Try it: For the data that follows, report how many lines include the string "sabrina", and write the number alone.

(Element data from apps and pages)
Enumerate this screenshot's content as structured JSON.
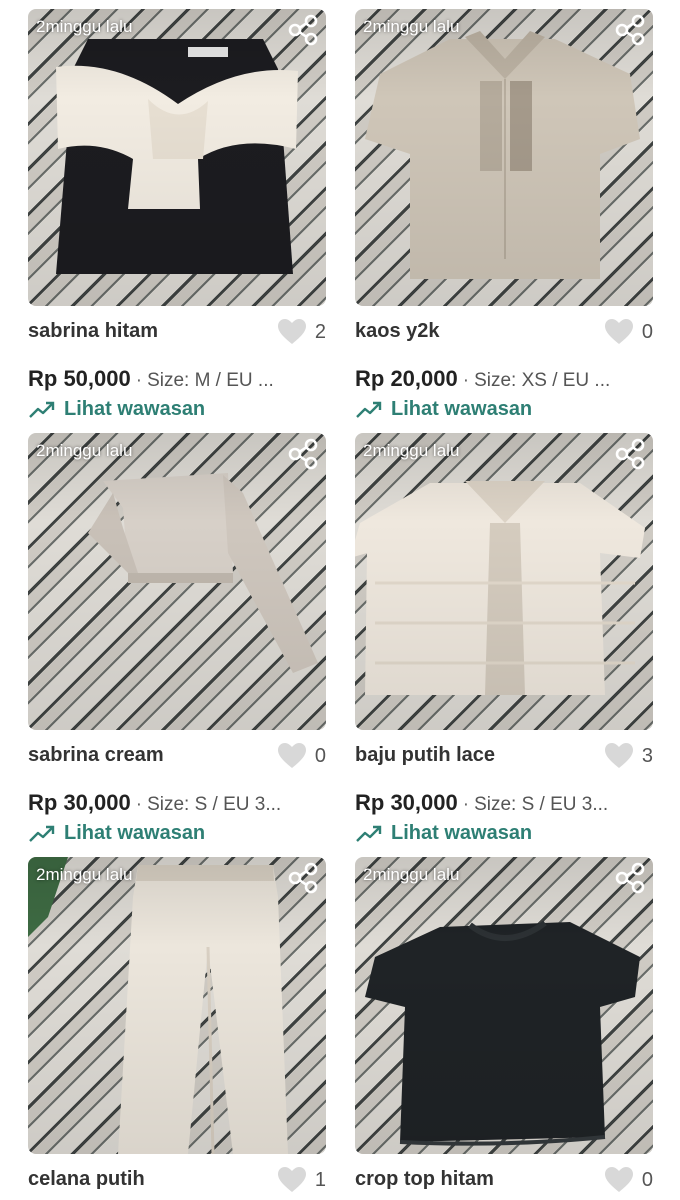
{
  "colors": {
    "insight": "#2e7f74",
    "title": "#333333",
    "heart": "#d8d8d8"
  },
  "products": [
    {
      "posted": "2minggu lalu",
      "title": "sabrina hitam",
      "likes": "2",
      "price": "Rp 50,000",
      "size": "Size: M / EU ...",
      "insight_label": "Lihat wawasan",
      "icons": [
        "share-icon",
        "heart-icon",
        "trend-up-icon"
      ]
    },
    {
      "posted": "2minggu lalu",
      "title": "kaos y2k",
      "likes": "0",
      "price": "Rp 20,000",
      "size": "Size: XS / EU ...",
      "insight_label": "Lihat wawasan",
      "icons": [
        "share-icon",
        "heart-icon",
        "trend-up-icon"
      ]
    },
    {
      "posted": "2minggu lalu",
      "title": "sabrina cream",
      "likes": "0",
      "price": "Rp 30,000",
      "size": "Size: S / EU 3...",
      "insight_label": "Lihat wawasan",
      "icons": [
        "share-icon",
        "heart-icon",
        "trend-up-icon"
      ]
    },
    {
      "posted": "2minggu lalu",
      "title": "baju putih lace",
      "likes": "3",
      "price": "Rp 30,000",
      "size": "Size: S / EU 3...",
      "insight_label": "Lihat wawasan",
      "icons": [
        "share-icon",
        "heart-icon",
        "trend-up-icon"
      ]
    },
    {
      "posted": "2minggu lalu",
      "title": "celana putih",
      "likes": "1",
      "icons": [
        "share-icon",
        "heart-icon"
      ]
    },
    {
      "posted": "2minggu lalu",
      "title": "crop top hitam",
      "likes": "0",
      "icons": [
        "share-icon",
        "heart-icon"
      ]
    }
  ]
}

Solution to this task: 2